(Beginning of Source records)

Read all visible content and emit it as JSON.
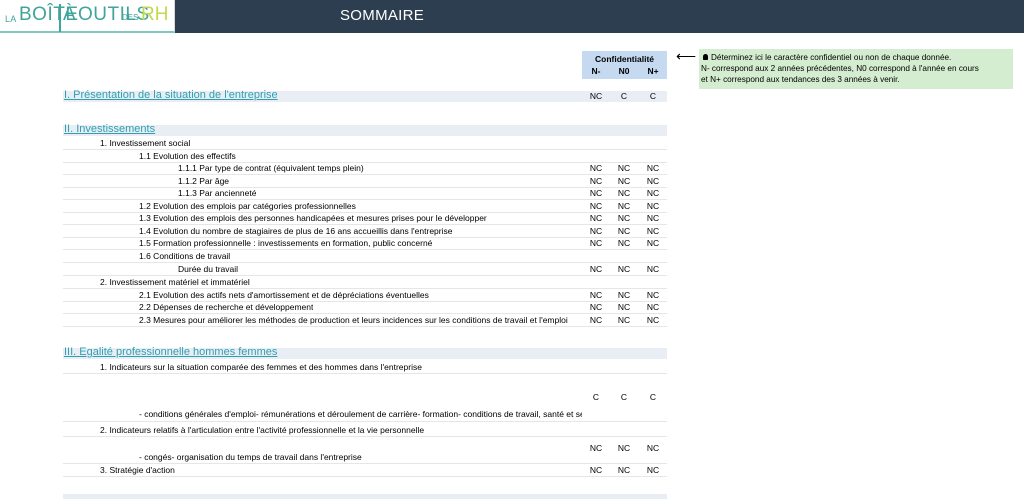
{
  "header": {
    "logo": {
      "la": "LA",
      "boite": "BOÎTE",
      "a": "À",
      "outils": "OUTILS",
      "des": "DES",
      "rh": "RH"
    },
    "title": "SOMMAIRE"
  },
  "confidentiality": {
    "title": "Confidentialité",
    "columns": [
      "N-",
      "N0",
      "N+"
    ]
  },
  "note": {
    "lines": [
      "Déterminez ici le caractère confidentiel ou non de chaque donnée.",
      "N- correspond aux 2 années précédentes, N0 correspond à l'année en cours",
      "et N+ correspond aux tendances des 3 années à venir."
    ]
  },
  "sections": [
    {
      "label": "I. Présentation de la situation de l'entreprise",
      "values": [
        "NC",
        "C",
        "C"
      ]
    },
    {
      "label": "II. Investissements",
      "values": []
    },
    {
      "label": "III. Egalité professionnelle hommes femmes",
      "values": []
    }
  ],
  "rows": [
    {
      "text": "1. Investissement social",
      "values": []
    },
    {
      "text": "1.1 Evolution des effectifs",
      "values": []
    },
    {
      "text": "1.1.1  Par type de contrat (équivalent temps plein)",
      "values": [
        "NC",
        "NC",
        "NC"
      ]
    },
    {
      "text": "1.1.2  Par âge",
      "values": [
        "NC",
        "NC",
        "NC"
      ]
    },
    {
      "text": "1.1.3  Par ancienneté",
      "values": [
        "NC",
        "NC",
        "NC"
      ]
    },
    {
      "text": "1.2 Evolution des emplois par catégories professionnelles",
      "values": [
        "NC",
        "NC",
        "NC"
      ]
    },
    {
      "text": "1.3 Evolution des emplois des personnes handicapées et mesures prises pour le développer",
      "values": [
        "NC",
        "NC",
        "NC"
      ]
    },
    {
      "text": "1.4 Evolution du nombre de stagiaires de plus de 16 ans accueillis dans l'entreprise",
      "values": [
        "NC",
        "NC",
        "NC"
      ]
    },
    {
      "text": "1.5 Formation professionnelle : investissements en formation, public concerné",
      "values": [
        "NC",
        "NC",
        "NC"
      ]
    },
    {
      "text": "1.6 Conditions de travail",
      "values": []
    },
    {
      "text": "Durée du travail",
      "values": [
        "NC",
        "NC",
        "NC"
      ]
    },
    {
      "text": "2. Investissement matériel et immatériel",
      "values": []
    },
    {
      "text": "2.1 Evolution des actifs nets d'amortissement et de dépréciations éventuelles",
      "values": [
        "NC",
        "NC",
        "NC"
      ]
    },
    {
      "text": "2.2 Dépenses de recherche et développement",
      "values": [
        "NC",
        "NC",
        "NC"
      ]
    },
    {
      "text": "2.3 Mesures pour améliorer les méthodes de production et leurs incidences sur les conditions de travail et l'emploi",
      "values": [
        "NC",
        "NC",
        "NC"
      ]
    },
    {
      "text": "1. Indicateurs sur la situation comparée des femmes et des hommes dans l'entreprise",
      "values": []
    },
    {
      "text": "",
      "values": [
        "C",
        "C",
        "C"
      ]
    },
    {
      "text": "- conditions générales d'emploi- rémunérations et déroulement de carrière- formation- conditions de travail, santé et sécurité",
      "values": []
    },
    {
      "text": "2. Indicateurs relatifs à l'articulation entre l'activité professionnelle et la vie personnelle",
      "values": []
    },
    {
      "text": "",
      "values": [
        "NC",
        "NC",
        "NC"
      ]
    },
    {
      "text": "- congés- organisation du temps de travail dans l'entreprise",
      "values": []
    },
    {
      "text": "3. Stratégie d'action",
      "values": [
        "NC",
        "NC",
        "NC"
      ]
    }
  ]
}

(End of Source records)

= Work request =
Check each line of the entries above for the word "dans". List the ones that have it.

= Solution =
      "text": "1.4 Evolution du nombre de stagiaires de plus de 16 ans accueillis dans l'entreprise",
      "text": "1. Indicateurs sur la situation comparée des femmes et des hommes dans l'entreprise",
      "text": "- congés- organisation du temps de travail dans l'entreprise",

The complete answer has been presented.